Out of all the lines below, count those with the word "Basemaps". Give the number only.

(Data records)
◆ ◆ ◆ ◆ ◆ ◆ ◆

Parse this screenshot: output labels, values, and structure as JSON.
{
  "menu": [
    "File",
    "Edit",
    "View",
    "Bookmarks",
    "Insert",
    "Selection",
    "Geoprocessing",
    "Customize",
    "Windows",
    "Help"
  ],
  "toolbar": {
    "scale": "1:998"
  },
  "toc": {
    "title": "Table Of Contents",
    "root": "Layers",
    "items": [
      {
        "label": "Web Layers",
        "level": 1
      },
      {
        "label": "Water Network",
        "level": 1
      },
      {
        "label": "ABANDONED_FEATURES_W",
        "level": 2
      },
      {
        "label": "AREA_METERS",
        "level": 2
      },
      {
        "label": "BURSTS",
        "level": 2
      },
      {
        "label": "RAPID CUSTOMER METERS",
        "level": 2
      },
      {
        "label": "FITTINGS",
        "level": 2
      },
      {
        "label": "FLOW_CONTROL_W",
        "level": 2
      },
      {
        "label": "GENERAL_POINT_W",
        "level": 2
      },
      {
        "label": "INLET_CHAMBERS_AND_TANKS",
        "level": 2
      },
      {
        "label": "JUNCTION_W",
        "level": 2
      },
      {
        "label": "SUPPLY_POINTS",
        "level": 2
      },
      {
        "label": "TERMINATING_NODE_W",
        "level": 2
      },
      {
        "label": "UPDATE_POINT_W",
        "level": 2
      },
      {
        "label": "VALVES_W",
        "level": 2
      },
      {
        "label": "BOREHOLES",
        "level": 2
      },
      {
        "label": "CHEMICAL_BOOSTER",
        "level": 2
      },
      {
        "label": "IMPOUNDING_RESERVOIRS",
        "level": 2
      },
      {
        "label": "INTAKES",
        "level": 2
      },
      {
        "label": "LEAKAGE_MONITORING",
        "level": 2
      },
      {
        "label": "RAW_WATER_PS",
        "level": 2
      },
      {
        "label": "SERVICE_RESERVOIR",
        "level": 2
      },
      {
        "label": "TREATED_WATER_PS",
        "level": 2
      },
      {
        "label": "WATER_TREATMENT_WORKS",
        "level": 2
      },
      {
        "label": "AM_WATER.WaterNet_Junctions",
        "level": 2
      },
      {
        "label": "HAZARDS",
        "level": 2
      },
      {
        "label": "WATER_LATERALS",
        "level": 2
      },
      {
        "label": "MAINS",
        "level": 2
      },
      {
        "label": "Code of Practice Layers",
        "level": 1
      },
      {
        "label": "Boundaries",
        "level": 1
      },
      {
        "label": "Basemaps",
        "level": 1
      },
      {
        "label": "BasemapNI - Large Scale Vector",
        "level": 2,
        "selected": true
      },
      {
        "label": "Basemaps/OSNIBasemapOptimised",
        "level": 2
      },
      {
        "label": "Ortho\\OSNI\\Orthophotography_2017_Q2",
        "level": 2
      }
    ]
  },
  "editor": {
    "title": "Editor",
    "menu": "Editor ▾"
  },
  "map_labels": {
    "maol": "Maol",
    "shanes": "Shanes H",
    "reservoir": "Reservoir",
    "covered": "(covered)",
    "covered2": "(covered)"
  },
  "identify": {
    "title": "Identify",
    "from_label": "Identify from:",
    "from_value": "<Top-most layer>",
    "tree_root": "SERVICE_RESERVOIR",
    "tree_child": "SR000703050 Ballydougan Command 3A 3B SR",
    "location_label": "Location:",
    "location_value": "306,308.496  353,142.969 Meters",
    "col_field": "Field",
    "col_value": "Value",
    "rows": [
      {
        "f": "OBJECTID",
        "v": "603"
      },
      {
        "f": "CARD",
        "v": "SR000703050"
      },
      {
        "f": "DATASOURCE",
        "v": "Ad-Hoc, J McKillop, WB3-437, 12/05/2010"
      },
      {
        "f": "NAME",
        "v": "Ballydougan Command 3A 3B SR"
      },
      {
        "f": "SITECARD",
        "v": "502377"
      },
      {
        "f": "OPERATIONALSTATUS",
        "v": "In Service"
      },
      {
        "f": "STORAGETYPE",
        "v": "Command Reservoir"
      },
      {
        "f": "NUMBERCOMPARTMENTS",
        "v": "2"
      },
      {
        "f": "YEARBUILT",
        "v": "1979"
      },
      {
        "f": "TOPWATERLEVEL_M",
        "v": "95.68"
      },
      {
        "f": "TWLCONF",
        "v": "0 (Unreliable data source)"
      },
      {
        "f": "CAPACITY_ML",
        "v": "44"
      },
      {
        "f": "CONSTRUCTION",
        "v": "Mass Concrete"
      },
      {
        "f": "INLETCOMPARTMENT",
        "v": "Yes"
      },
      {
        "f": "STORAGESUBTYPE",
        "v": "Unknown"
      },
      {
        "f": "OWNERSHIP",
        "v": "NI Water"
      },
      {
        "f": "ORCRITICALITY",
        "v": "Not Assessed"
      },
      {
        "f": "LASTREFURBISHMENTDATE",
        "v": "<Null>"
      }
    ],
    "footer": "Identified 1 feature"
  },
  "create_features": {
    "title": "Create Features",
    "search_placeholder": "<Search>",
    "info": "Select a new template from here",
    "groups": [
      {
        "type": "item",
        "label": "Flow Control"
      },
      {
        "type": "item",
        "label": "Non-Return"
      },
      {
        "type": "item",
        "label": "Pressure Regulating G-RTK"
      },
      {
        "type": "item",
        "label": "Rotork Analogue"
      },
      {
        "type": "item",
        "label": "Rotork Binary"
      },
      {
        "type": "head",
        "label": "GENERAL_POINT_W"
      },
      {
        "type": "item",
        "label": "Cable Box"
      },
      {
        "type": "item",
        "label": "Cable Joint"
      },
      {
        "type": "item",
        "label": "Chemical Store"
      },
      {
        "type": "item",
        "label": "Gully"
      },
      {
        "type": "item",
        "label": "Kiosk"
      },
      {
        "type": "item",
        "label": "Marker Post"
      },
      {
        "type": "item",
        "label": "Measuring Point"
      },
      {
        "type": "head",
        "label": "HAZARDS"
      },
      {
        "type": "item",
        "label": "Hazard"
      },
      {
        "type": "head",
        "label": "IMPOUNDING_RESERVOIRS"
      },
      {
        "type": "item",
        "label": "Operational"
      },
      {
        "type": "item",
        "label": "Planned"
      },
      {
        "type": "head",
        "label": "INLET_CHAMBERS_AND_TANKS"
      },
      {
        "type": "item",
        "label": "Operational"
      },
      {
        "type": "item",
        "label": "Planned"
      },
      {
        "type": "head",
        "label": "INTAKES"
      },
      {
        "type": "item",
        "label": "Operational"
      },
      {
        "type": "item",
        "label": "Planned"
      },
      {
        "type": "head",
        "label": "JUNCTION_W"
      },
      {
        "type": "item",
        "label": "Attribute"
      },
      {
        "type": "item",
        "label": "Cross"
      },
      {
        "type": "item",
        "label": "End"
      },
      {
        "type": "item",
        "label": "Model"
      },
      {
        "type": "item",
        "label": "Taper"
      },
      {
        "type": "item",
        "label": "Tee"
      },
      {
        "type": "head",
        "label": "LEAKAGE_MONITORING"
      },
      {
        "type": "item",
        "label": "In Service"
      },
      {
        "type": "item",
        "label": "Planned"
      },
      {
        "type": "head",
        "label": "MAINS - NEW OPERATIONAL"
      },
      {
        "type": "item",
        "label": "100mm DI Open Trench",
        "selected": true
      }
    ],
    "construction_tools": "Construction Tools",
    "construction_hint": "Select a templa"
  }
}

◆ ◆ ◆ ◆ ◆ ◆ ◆

* **SOLUTION FOR THIS PROBLEM**
2